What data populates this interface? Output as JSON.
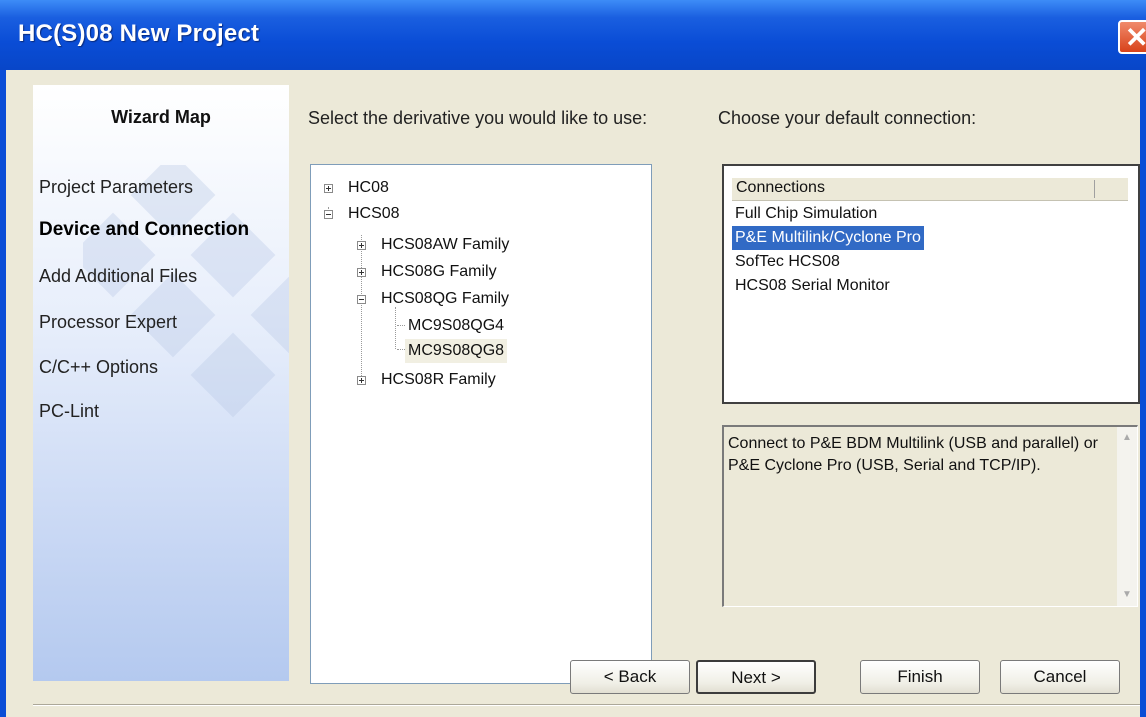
{
  "window": {
    "title": "HC(S)08 New Project"
  },
  "wizard": {
    "heading": "Wizard Map",
    "items": [
      {
        "label": "Project Parameters"
      },
      {
        "label": "Device and Connection"
      },
      {
        "label": "Add Additional Files"
      },
      {
        "label": "Processor Expert"
      },
      {
        "label": "C/C++ Options"
      },
      {
        "label": "PC-Lint"
      }
    ],
    "active_index": 1
  },
  "derivative": {
    "prompt": "Select the derivative you would like to use:",
    "tree": [
      {
        "label": "HC08"
      },
      {
        "label": "HCS08"
      },
      {
        "label": "HCS08AW Family"
      },
      {
        "label": "HCS08G Family"
      },
      {
        "label": "HCS08QG Family"
      },
      {
        "label": "MC9S08QG4"
      },
      {
        "label": "MC9S08QG8"
      },
      {
        "label": "HCS08R Family"
      }
    ],
    "selected": "MC9S08QG8"
  },
  "connection": {
    "prompt": "Choose your default connection:",
    "column_header": "Connections",
    "options": [
      {
        "label": "Full Chip Simulation"
      },
      {
        "label": "P&E Multilink/Cyclone Pro"
      },
      {
        "label": "SofTec HCS08"
      },
      {
        "label": "HCS08 Serial Monitor"
      }
    ],
    "selected": "P&E Multilink/Cyclone Pro",
    "description": "Connect to P&E BDM Multilink (USB and parallel) or P&E Cyclone Pro (USB, Serial and TCP/IP)."
  },
  "buttons": {
    "back": "< Back",
    "next": "Next >",
    "finish": "Finish",
    "cancel": "Cancel"
  },
  "colors": {
    "titlebar": "#0a4dd6",
    "selection": "#316ac5",
    "dialog_bg": "#ece9d8"
  }
}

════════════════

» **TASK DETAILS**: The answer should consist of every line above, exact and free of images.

» **REPLY**:
What data populates this interface? Output as JSON.
{
  "window": {
    "title": "HC(S)08 New Project"
  },
  "wizard": {
    "heading": "Wizard Map",
    "items": [
      {
        "label": "Project Parameters"
      },
      {
        "label": "Device and Connection"
      },
      {
        "label": "Add Additional Files"
      },
      {
        "label": "Processor Expert"
      },
      {
        "label": "C/C++ Options"
      },
      {
        "label": "PC-Lint"
      }
    ],
    "active_index": 1
  },
  "derivative": {
    "prompt": "Select the derivative you would like to use:",
    "tree": [
      {
        "label": "HC08"
      },
      {
        "label": "HCS08"
      },
      {
        "label": "HCS08AW Family"
      },
      {
        "label": "HCS08G Family"
      },
      {
        "label": "HCS08QG Family"
      },
      {
        "label": "MC9S08QG4"
      },
      {
        "label": "MC9S08QG8"
      },
      {
        "label": "HCS08R Family"
      }
    ],
    "selected": "MC9S08QG8"
  },
  "connection": {
    "prompt": "Choose your default connection:",
    "column_header": "Connections",
    "options": [
      {
        "label": "Full Chip Simulation"
      },
      {
        "label": "P&E Multilink/Cyclone Pro"
      },
      {
        "label": "SofTec HCS08"
      },
      {
        "label": "HCS08 Serial Monitor"
      }
    ],
    "selected": "P&E Multilink/Cyclone Pro",
    "description": "Connect to P&E BDM Multilink (USB and parallel) or P&E Cyclone Pro (USB, Serial and TCP/IP)."
  },
  "buttons": {
    "back": "< Back",
    "next": "Next >",
    "finish": "Finish",
    "cancel": "Cancel"
  },
  "colors": {
    "titlebar": "#0a4dd6",
    "selection": "#316ac5",
    "dialog_bg": "#ece9d8"
  }
}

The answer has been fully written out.